From The Washington Post:
Senate Democrats are scrambling to produce 40 votes — or a mere two-thirds of their caucus — to defeat a GOP-led push to override state gun laws.
Republicans have twice this year scored significant pro-gun victories with substantial moderate Democratic support. The minority party lured away a whopping 27 swing-state Democrats to support looser rules on guns in national parks. And a similar coalition has stalled the District of Columbia’s quest for House voting representation, by adding language to the Senate version to ease D.C. firearm restrictions.
The latest measure, offered by Sen. John Thune (R-S.D.), has far greater reach. Offered today as an amendment to the Defense Authorization bill, it would allow individuals to carry concealed firearms across state lines if they “have a valid permit or if, under their state of residence, they are entitled to do so,” Thune explained in a statement.
The Rethugs are all about states’ rights, aren’t they?
Thune and his allies contend that by overriding stricter state laws that limit the transport of firearms, the Thune measure would help to lower crime.
But Democrats, especially those who represent big cities, were aghast at the sweep of the amendment and are rallying mayors and governors to help win back earlier Democratic defectors. “This amendment is a bridge too far, and could endanger the safety of millions of Americans,” Sen. Charles Schumer (D-N.Y.) said in a statement.
Schumer, who has pledged the filibuster the amendment, said it represented a breach of state rights.
The National Rifle Association called the Thune amendment “important and timely pro-gun reform” and urged its members to lobby lawmakers to support it, when it comes to a vote later this week.

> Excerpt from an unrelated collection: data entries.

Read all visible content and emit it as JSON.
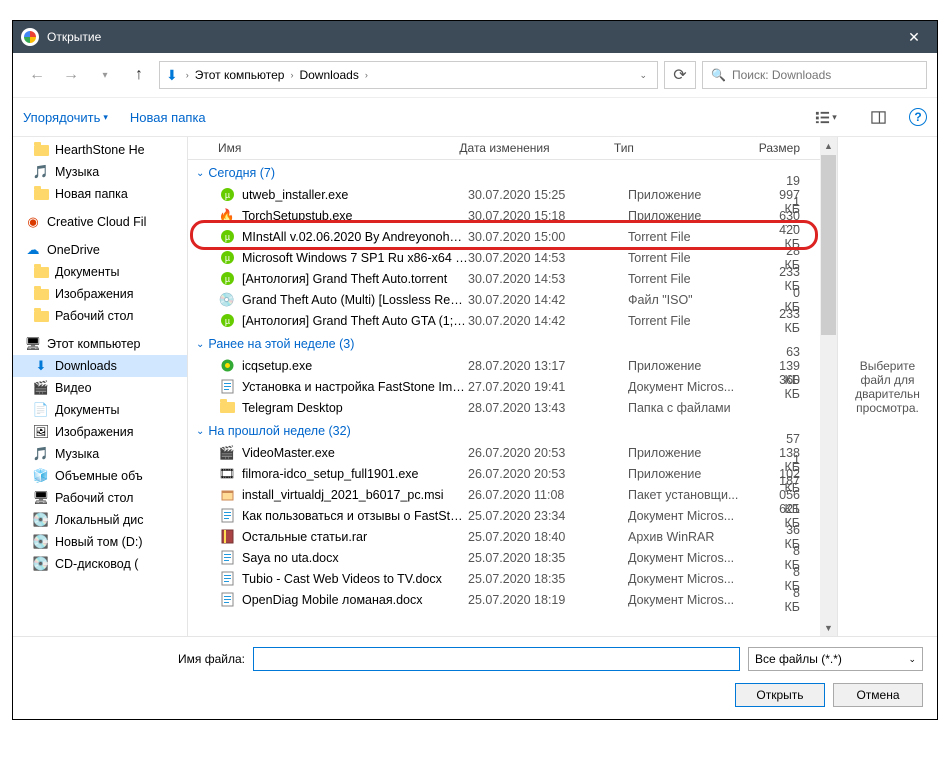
{
  "window": {
    "title": "Открытие"
  },
  "nav": {
    "path_root": "Этот компьютер",
    "path_folder": "Downloads",
    "search_placeholder": "Поиск: Downloads"
  },
  "toolbar": {
    "organize": "Упорядочить",
    "new_folder": "Новая папка"
  },
  "sidebar": [
    {
      "label": "HearthStone  He",
      "icon": "folder"
    },
    {
      "label": "Музыка",
      "icon": "music"
    },
    {
      "label": "Новая папка",
      "icon": "folder"
    },
    {
      "label": "Creative Cloud Fil",
      "icon": "cc",
      "root": true
    },
    {
      "label": "OneDrive",
      "icon": "onedrive",
      "root": true
    },
    {
      "label": "Документы",
      "icon": "folder"
    },
    {
      "label": "Изображения",
      "icon": "folder"
    },
    {
      "label": "Рабочий стол",
      "icon": "folder"
    },
    {
      "label": "Этот компьютер",
      "icon": "pc",
      "root": true
    },
    {
      "label": "Downloads",
      "icon": "download",
      "sel": true
    },
    {
      "label": "Видео",
      "icon": "video"
    },
    {
      "label": "Документы",
      "icon": "docs"
    },
    {
      "label": "Изображения",
      "icon": "images"
    },
    {
      "label": "Музыка",
      "icon": "music2"
    },
    {
      "label": "Объемные объ",
      "icon": "3d"
    },
    {
      "label": "Рабочий стол",
      "icon": "desktop"
    },
    {
      "label": "Локальный дис",
      "icon": "disk"
    },
    {
      "label": "Новый том (D:)",
      "icon": "disk"
    },
    {
      "label": "CD-дисковод (",
      "icon": "cd"
    }
  ],
  "columns": {
    "name": "Имя",
    "date": "Дата изменения",
    "type": "Тип",
    "size": "Размер"
  },
  "groups": [
    {
      "title": "Сегодня (7)",
      "files": [
        {
          "icon": "ut",
          "name": "utweb_installer.exe",
          "date": "30.07.2020 15:25",
          "type": "Приложение",
          "size": "19 997 КБ"
        },
        {
          "icon": "torch",
          "name": "TorchSetupstub.exe",
          "date": "30.07.2020 15:18",
          "type": "Приложение",
          "size": "1 630 КБ"
        },
        {
          "icon": "torrent",
          "name": "MInstAll v.02.06.2020 By Andreyonohov ...",
          "date": "30.07.2020 15:00",
          "type": "Torrent File",
          "size": "420 КБ",
          "hl": true
        },
        {
          "icon": "torrent",
          "name": "Microsoft Windows 7 SP1 Ru x86-x64 Ori...",
          "date": "30.07.2020 14:53",
          "type": "Torrent File",
          "size": "28 КБ"
        },
        {
          "icon": "torrent",
          "name": "[Антология] Grand Theft Auto.torrent",
          "date": "30.07.2020 14:53",
          "type": "Torrent File",
          "size": "233 КБ"
        },
        {
          "icon": "iso",
          "name": "Grand Theft Auto (Multi) [Lossless RePac...",
          "date": "30.07.2020 14:42",
          "type": "Файл \"ISO\"",
          "size": "0 КБ"
        },
        {
          "icon": "torrent",
          "name": "[Антология] Grand Theft Auto GTA (1; Lo...",
          "date": "30.07.2020 14:42",
          "type": "Torrent File",
          "size": "233 КБ"
        }
      ]
    },
    {
      "title": "Ранее на этой неделе (3)",
      "files": [
        {
          "icon": "icq",
          "name": "icqsetup.exe",
          "date": "28.07.2020 13:17",
          "type": "Приложение",
          "size": "63 139 КБ"
        },
        {
          "icon": "doc",
          "name": "Установка и настройка FastStone Image...",
          "date": "27.07.2020 19:41",
          "type": "Документ Micros...",
          "size": "360 КБ"
        },
        {
          "icon": "folder",
          "name": "Telegram Desktop",
          "date": "28.07.2020 13:43",
          "type": "Папка с файлами",
          "size": ""
        }
      ]
    },
    {
      "title": "На прошлой неделе (32)",
      "files": [
        {
          "icon": "vm",
          "name": "VideoMaster.exe",
          "date": "26.07.2020 20:53",
          "type": "Приложение",
          "size": "57 138 КБ"
        },
        {
          "icon": "film",
          "name": "filmora-idco_setup_full1901.exe",
          "date": "26.07.2020 20:53",
          "type": "Приложение",
          "size": "1 102 КБ"
        },
        {
          "icon": "msi",
          "name": "install_virtualdj_2021_b6017_pc.msi",
          "date": "26.07.2020 11:08",
          "type": "Пакет установщи...",
          "size": "187 056 КБ"
        },
        {
          "icon": "doc",
          "name": "Как пользоваться и отзывы о FastStone ...",
          "date": "25.07.2020 23:34",
          "type": "Документ Micros...",
          "size": "621 КБ"
        },
        {
          "icon": "rar",
          "name": "Остальные статьи.rar",
          "date": "25.07.2020 18:40",
          "type": "Архив WinRAR",
          "size": "36 КБ"
        },
        {
          "icon": "doc",
          "name": "Saya no uta.docx",
          "date": "25.07.2020 18:35",
          "type": "Документ Micros...",
          "size": "8 КБ"
        },
        {
          "icon": "doc",
          "name": "Tubio - Cast Web Videos to TV.docx",
          "date": "25.07.2020 18:35",
          "type": "Документ Micros...",
          "size": "8 КБ"
        },
        {
          "icon": "doc",
          "name": "OpenDiag Mobile ломаная.docx",
          "date": "25.07.2020 18:19",
          "type": "Документ Micros...",
          "size": "8 КБ"
        }
      ]
    }
  ],
  "preview": {
    "text": "Выберите\nфайл для\nдварительн\nпросмотра."
  },
  "footer": {
    "filename_label": "Имя файла:",
    "filter": "Все файлы (*.*)",
    "open": "Открыть",
    "cancel": "Отмена"
  },
  "icons": {
    "ut": "🟢",
    "torch": "🔥",
    "torrent": "🟢",
    "iso": "💿",
    "icq": "🌼",
    "doc": "📄",
    "folder": "📁",
    "vm": "🎬",
    "film": "🎞",
    "msi": "📦",
    "rar": "📕",
    "music": "🎵",
    "cc": "🟥",
    "onedrive": "☁",
    "pc": "🖥",
    "download": "⬇",
    "video": "🎬",
    "docs": "📄",
    "images": "🖼",
    "music2": "🎵",
    "3d": "🧊",
    "desktop": "🖥",
    "disk": "💽",
    "cd": "💿"
  }
}
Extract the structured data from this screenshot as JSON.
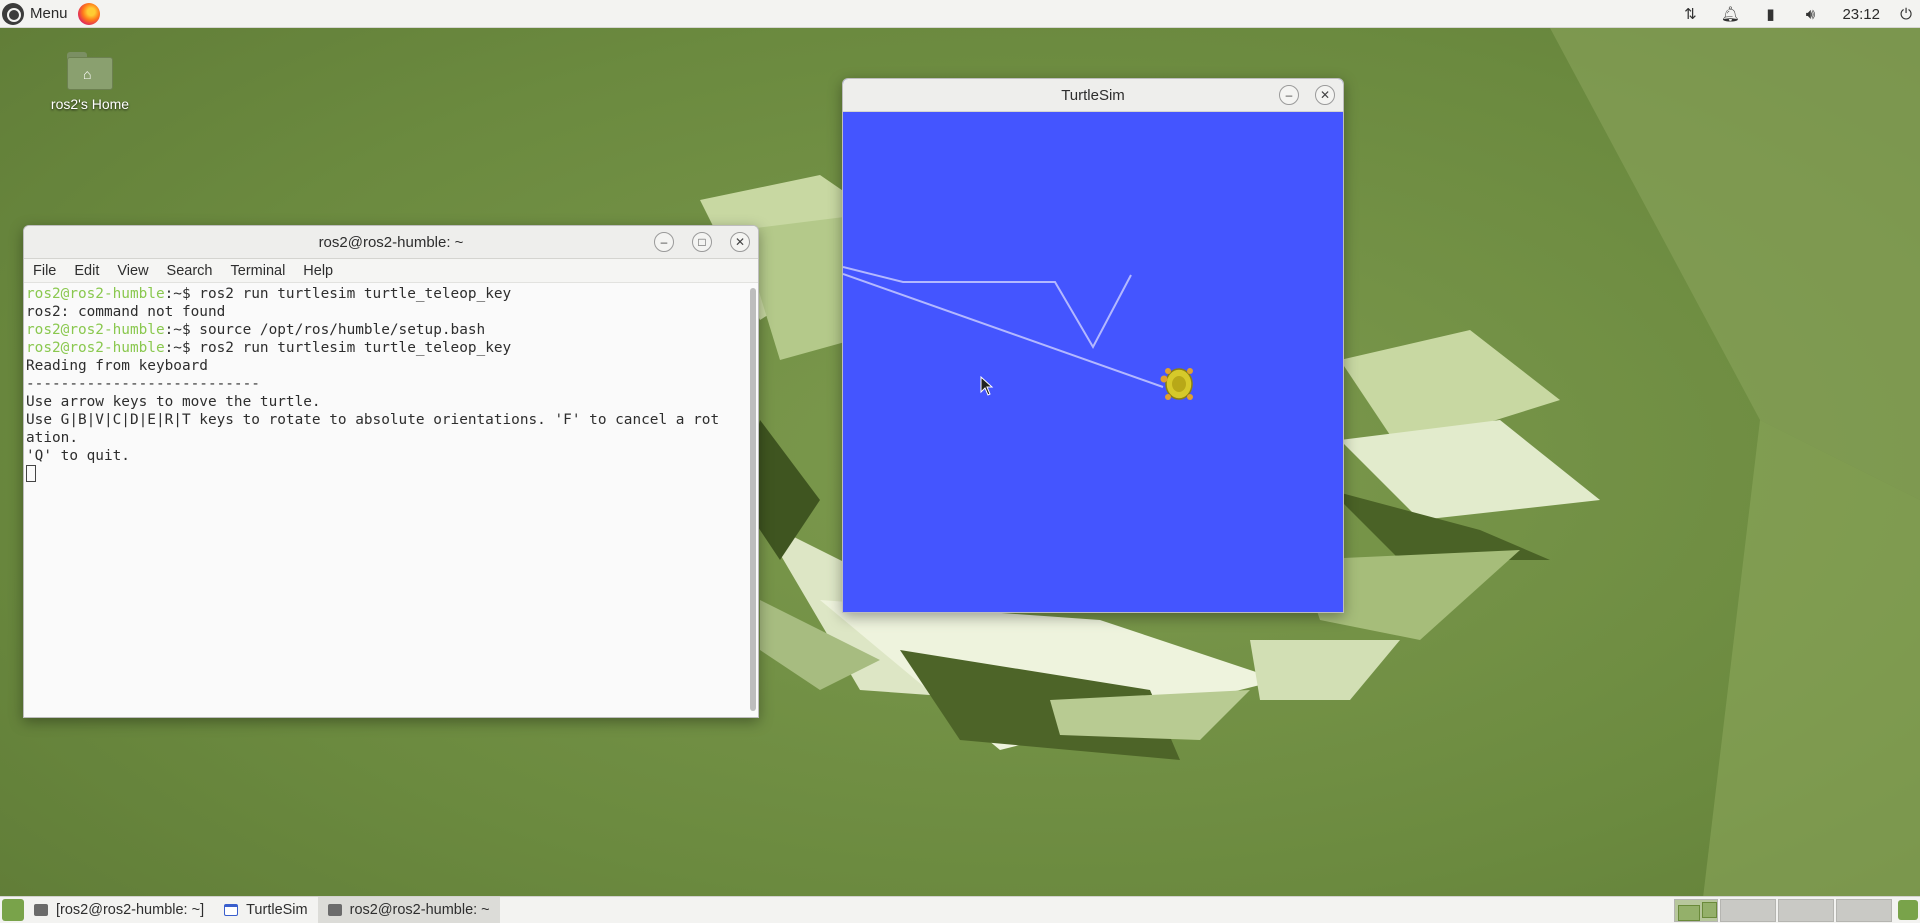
{
  "top_panel": {
    "menu_label": "Menu",
    "clock": "23:12",
    "tray_icons": [
      "network-icon",
      "notification-bell-icon",
      "battery-icon",
      "volume-icon",
      "power-icon"
    ]
  },
  "desktop": {
    "home_icon_label": "ros2's Home"
  },
  "terminal": {
    "title": "ros2@ros2-humble: ~",
    "menu": [
      "File",
      "Edit",
      "View",
      "Search",
      "Terminal",
      "Help"
    ],
    "lines": [
      {
        "user": "ros2@ros2-humble",
        "path": ":~$ ",
        "cmd": "ros2 run turtlesim turtle_teleop_key"
      },
      {
        "text": "ros2: command not found"
      },
      {
        "user": "ros2@ros2-humble",
        "path": ":~$ ",
        "cmd": "source /opt/ros/humble/setup.bash"
      },
      {
        "user": "ros2@ros2-humble",
        "path": ":~$ ",
        "cmd": "ros2 run turtlesim turtle_teleop_key"
      },
      {
        "text": "Reading from keyboard"
      },
      {
        "text": "---------------------------"
      },
      {
        "text": "Use arrow keys to move the turtle."
      },
      {
        "text": "Use G|B|V|C|D|E|R|T keys to rotate to absolute orientations. 'F' to cancel a rot"
      },
      {
        "text": "ation."
      },
      {
        "text": "'Q' to quit."
      }
    ]
  },
  "turtlesim": {
    "title": "TurtleSim",
    "background_color": "#4455ff",
    "pen_color": "#b3b8ff"
  },
  "taskbar": {
    "tasks": [
      {
        "label": "[ros2@ros2-humble: ~]",
        "icon": "terminal-icon",
        "active": false
      },
      {
        "label": "TurtleSim",
        "icon": "window-icon",
        "active": false
      },
      {
        "label": "ros2@ros2-humble: ~",
        "icon": "terminal-icon",
        "active": true
      }
    ]
  }
}
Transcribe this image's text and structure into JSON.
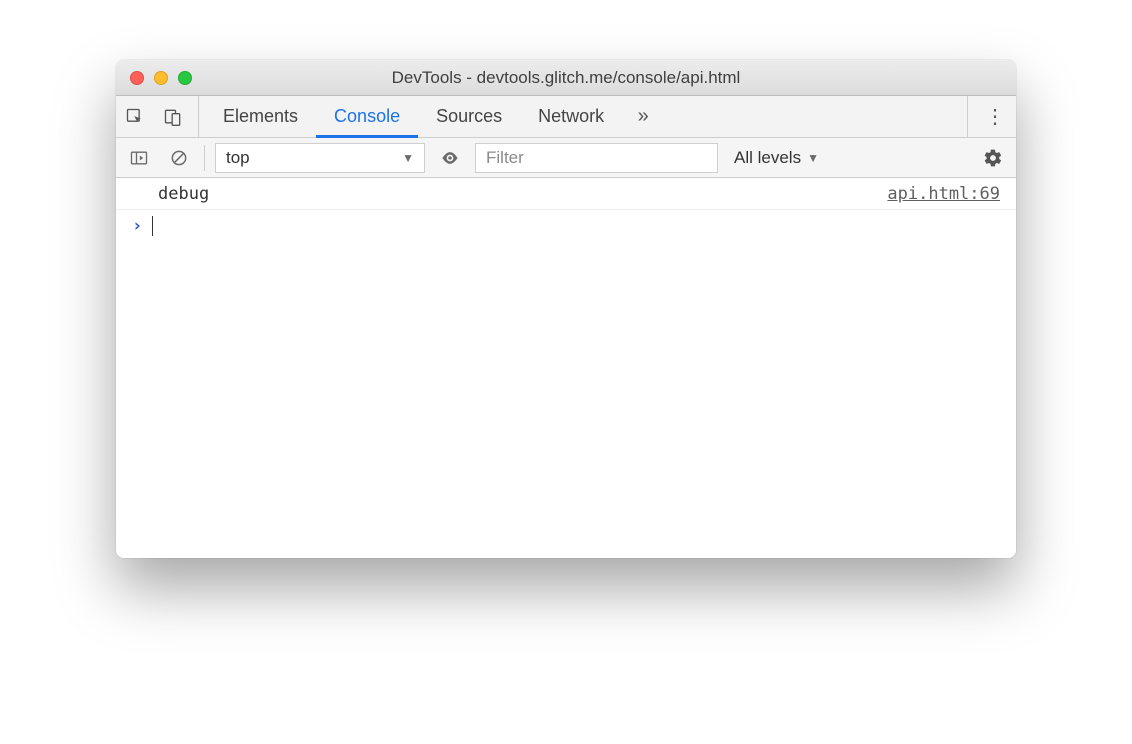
{
  "window": {
    "title": "DevTools - devtools.glitch.me/console/api.html"
  },
  "tabs": {
    "elements": "Elements",
    "console": "Console",
    "sources": "Sources",
    "network": "Network",
    "active": "console"
  },
  "toolbar": {
    "context_value": "top",
    "filter_placeholder": "Filter",
    "levels_label": "All levels"
  },
  "console": {
    "rows": [
      {
        "text": "debug",
        "source": "api.html:69"
      }
    ]
  }
}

Schumer and his Senate allies, including Sens. Frank Lautenberg (D-N.J.), Dianne Feinstein (D-Calif.) and Richard Durbin (D-Ill.), are seeking to convince new Democratic senators, many from Western states where the Second Amendment is sacrosanct, that this measure is primarily a political taunt. Two key targets: Sens. Michael Bennet and Mark Udall, both freshman Democratic senators from Colorado who voted with Republicans on the national parks measure.
Another target is Sen. Arlen Specter of Pennsylvania, who voted with Republicans on the national parks provision, but has since switched his allegiance to the Democratic Party and faces a primary challenge in his 2010 re-election bid.
Also, families and survivors of victims in the Virginia Tech shootings will run a full-page ad in Monday’s Richmond Times-Dispatch calling on Sens. Jim Webb and Mark Warner to vote against the amendment. Both lawmakers are counted in the party’s pro-gun camp.
The Thune amendment is cosponsored by Sen. Mark Begich (D-Alaska), another Democrat who has voted consistently with the N.R.A.
WASHINGTON, July 20 /PRNewswire-USNewswire/ — The following is a statement from Seattle (WA) Mayor Greg Nickels, U.S. Conference of Mayors President:
“For more than four decades mayors have called for, and have worked hard to achieve, reasonable gun safety legislation which would keep guns out of the hands of criminals. In the 15 years since the initial passage of the Brady Law and the now-expired assault weapons ban, however, passage of additional common-sense legislation has been an elusive goal.
“But this year, mayors’ efforts to provide for the safety of their residents are actually losing ground in the face of an all-out, across-the-board assault on gun safety on Capitol Hill. Currently, the gun lobby is not just opposing common sense laws, it is pushing members of Congress to offer amendments to legislation that will make it easier for criminals and others who shouldn’t have access to guns to acquire them and use them […]
“The American people need to be aware that public safety is being compromised by gun lobby amendments to disparate, unrelated legislation now moving through Congress. They need to be reminded of what’s at stake when more guns are on our streets: that every day in the United States there are approximately 84 deaths involving firearms, that 34 of these are homicides, and that well over half of these homicides – 56 percent – involve people age 29 and younger.
“Today, Congress is moving in the wrong direction. Instead of weakening the few protections against illegal guns currently on the books, our lawmakers should be moving toward reasonable changes in laws and regulations that would help keep guns out of the hands of criminals and give law enforcement the tools they need to fight crime. “Today, the American people should be asking their members of Congress: When did law enforcement and public safety in this country take a back seat to the gun lobby – and why are you going along?”
The U.S. Conference of Mayors is the official nonpartisan organization of cities with populations of 30,000 or more. There are 1,139 such cities in the country today, each represented in the Conference by its chief elected official, the Mayor.